Luckily for everyone, one-dimensional tennis isn't good enough to win Grand Slam titles in the modern era...you need to have actual skills beyond the serve and volley. Still, Isner is good and influential enough that he can hang around to the bitter end in Wimbledon and almost unilaterally—with only a crew of moronic organizers helping him—ruin a good thing. Ban Isner!
The Tennis Hot Take of the Millennium: Peak Djokovic is the Greatest Player of All-Time
Hear me out: He's 23-22 against Federer, including 9-6 at grand slams. He's 27-25 against Nadal, and while he's only 5-9 against him at slams, he's 4-3 when you don't count matches played at Nadal's clay kingdom in Paris. But those are just longevity stats—I am convinced that Djokovic at his best is better than anyone who has ever played the sport. He owns the greatest season in men's tennis history, but even beyond that, the way he can do absolutely everything on a court—serving, defense-into-offense, net play when needed, the world's greatest return game, and ground strokes that make my eyes bug out—has no equal, even in Federer and Nadal.

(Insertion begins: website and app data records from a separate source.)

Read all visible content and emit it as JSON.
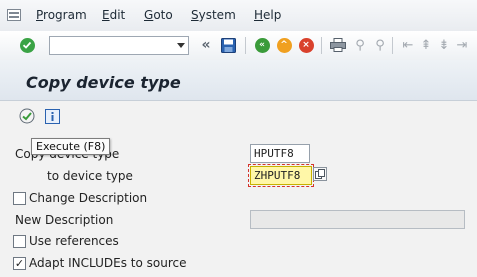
{
  "menu": {
    "items": [
      "Program",
      "Edit",
      "Goto",
      "System",
      "Help"
    ],
    "mnemonics": [
      "P",
      "E",
      "G",
      "S",
      "H"
    ]
  },
  "toolbar": {
    "command_field": {
      "value": "",
      "placeholder": ""
    },
    "enter_icon": "check-icon",
    "save_icon": "save-icon",
    "back_icon": "back-icon",
    "exit_icon": "exit-icon",
    "cancel_icon": "cancel-icon"
  },
  "page": {
    "title": "Copy device type"
  },
  "app_toolbar": {
    "execute_icon": "execute-icon",
    "info_icon": "info-icon",
    "tooltip": "Execute  (F8)"
  },
  "form": {
    "copy_device_type": {
      "label": "Copy device type",
      "value": "HPUTF8"
    },
    "to_device_type": {
      "label": "to device type",
      "value": "ZHPUTF8"
    },
    "change_description": {
      "label": "Change Description",
      "checked": false
    },
    "new_description": {
      "label": "New Description",
      "value": ""
    },
    "use_references": {
      "label": "Use references",
      "checked": false
    },
    "adapt_includes": {
      "label": "Adapt INCLUDEs to source",
      "checked": true,
      "mark": "✓"
    }
  },
  "colors": {
    "required_field": "#fff7a8",
    "focus_border": "#d4342c",
    "enter_green": "#3aa345",
    "back_green": "#3a9b3a",
    "exit_orange": "#f0a020",
    "cancel_red": "#d9412c",
    "save_blue": "#2a62b0"
  }
}
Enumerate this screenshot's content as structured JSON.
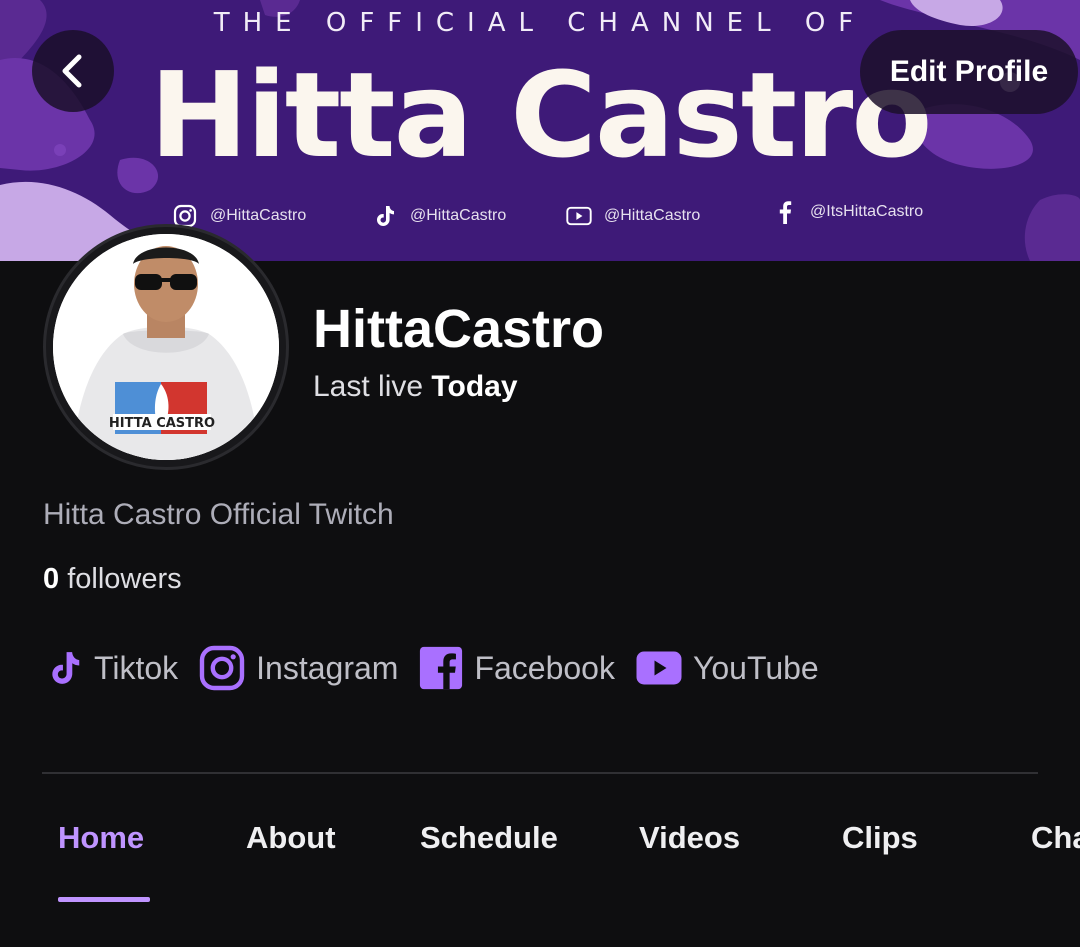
{
  "banner": {
    "tagline": "THE OFFICIAL CHANNEL OF",
    "title": "Hitta Castro",
    "socials": [
      {
        "icon": "instagram-icon",
        "handle": "@HittaCastro"
      },
      {
        "icon": "tiktok-icon",
        "handle": "@HittaCastro"
      },
      {
        "icon": "youtube-icon",
        "handle": "@HittaCastro"
      },
      {
        "icon": "facebook-icon",
        "handle": "@ItsHittaCastro"
      }
    ]
  },
  "header": {
    "back_icon": "chevron-left-icon",
    "edit_label": "Edit Profile"
  },
  "profile": {
    "name": "HittaCastro",
    "last_live_prefix": "Last live",
    "last_live_value": "Today",
    "bio": "Hitta Castro Official Twitch",
    "followers_count": "0",
    "followers_label": "followers",
    "avatar_shirt_text": "HITTA CASTRO"
  },
  "links": [
    {
      "icon": "tiktok-icon",
      "label": "Tiktok"
    },
    {
      "icon": "instagram-icon",
      "label": "Instagram"
    },
    {
      "icon": "facebook-icon",
      "label": "Facebook"
    },
    {
      "icon": "youtube-icon",
      "label": "YouTube"
    }
  ],
  "tabs": [
    {
      "label": "Home",
      "active": true
    },
    {
      "label": "About"
    },
    {
      "label": "Schedule"
    },
    {
      "label": "Videos"
    },
    {
      "label": "Clips"
    },
    {
      "label": "Cha"
    }
  ],
  "colors": {
    "background": "#0e0e10",
    "accent": "#bf94ff",
    "icon_purple": "#a970ff",
    "banner": "#3e1a78"
  }
}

This is not a career measurement, of course, because on that front it's Federer/Nadal and nobody else....yet. I will perhaps be confined to tennis prison for this heresy, but I'll say it anyway—at his best, the Djoker has played the most sublime, perfect tennis in world history. And if he can keep his head straight and maintain the level owe saw at Wimbledon—ie, if he can be the Djoker of old—it's not impossible that he'll accumulate eight more majors and one day overtake Federer as the G.O.A.T. by any measure.